Basic push-ups engage your body from top to bottom. They work several muscle groups at once including the arms, chest, abdomen (core), hips, and legs. How many you can do at one time offers a simple way to evaluate your strength and muscular endurance and is an easy tool to help you improve. To find your starting point, perform as many push-ups as you can with good form.

What’s in your supplements?

Robert H. Shmerling, MD

Senior Faculty Editor, Harvard Health Publishing

Millions of Americans take some kind of supplement, but because supplements are not regulated like prescription drugs are, taking one is not always safe. Researchers have found many instances of hidden ingredients and inaccurate quantities listed on the label.

A positive mindset can help your heart

Maintaining a positive outlook on life can help protect people from heart disease. Scientists believe that by doing this, such people avoid the damage to the cardiovascular system brought about by stress.

Parents don’t always realize that their teen is suicidal

Claire McCarthy, MD

Senior Faculty Editor, Harvard Health Publishing

The life of a teenager can be filled with drama, real or imagined. But while parents may think their teen overreacts too much, parents themselves might under-react to indications that a teen could be contemplating suicide.

Planet-friendly, plant-based home cooking

The nutrition building blocks of plant-based meals are vegetables, whole grains, and legumes. These are easy to cook and relatively inexpensive, and people who prepare more meals at home tend to have better health profiles.

Integrative approaches to reduce IBS symptoms

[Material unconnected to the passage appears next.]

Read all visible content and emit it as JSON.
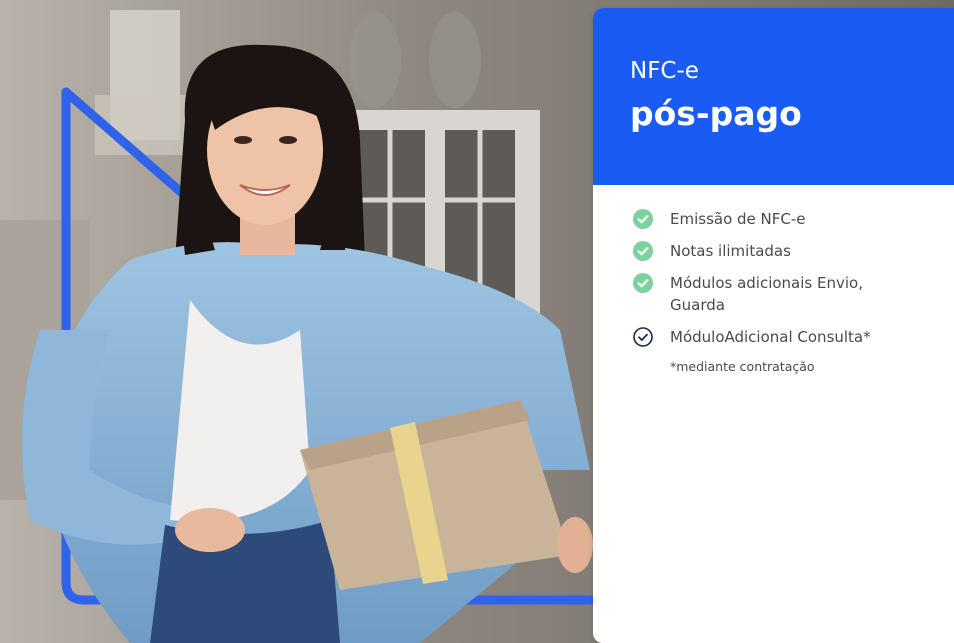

Some people with irritable bowel syndrome get relief from medications, but for others they are not a viable or effective option. But there are nondrug treatment options that reduce symptoms for many, including stress reduction techniques, special diets, and certain supplements.

Tackling parent-teacher conferences: The early years

Steve Calechman


Getting ready for a parent-teacher conference? Keep in mind time constraints and prepare by thinking about the questions you most want answered.

Managing pain after surgery

Even with all the attention given to the opioid epidemic, it may still be a surprise to some people that prescription pain medication is not always necessary after a surgical procedure. Talking with your doctor about post-surgical pain management will help you understand what to expect.

In defense of French fries

Robert H. Shmerling, MD

Senior Faculty Editor, Harvard Health Publishing

Researchers found that frequent consumers of French fries don’t live as long as those who eat them less often, but as is often the case, the conclusion only tells part of the story. Are French fries really a “death food”? Not necessarily, and probably not.

4 things everyone needs to know about measles

Claire McCarthy, MD

Senior Faculty Editor, Harvard Health Publishing

The number of measles cases in the US in 2018 more than tripled over those in 2017, and early numbers for this year suggest a continued surge. It’s important for everyone, but especially parents, to know about the virus, its potential complications, and the facts about the vaccine.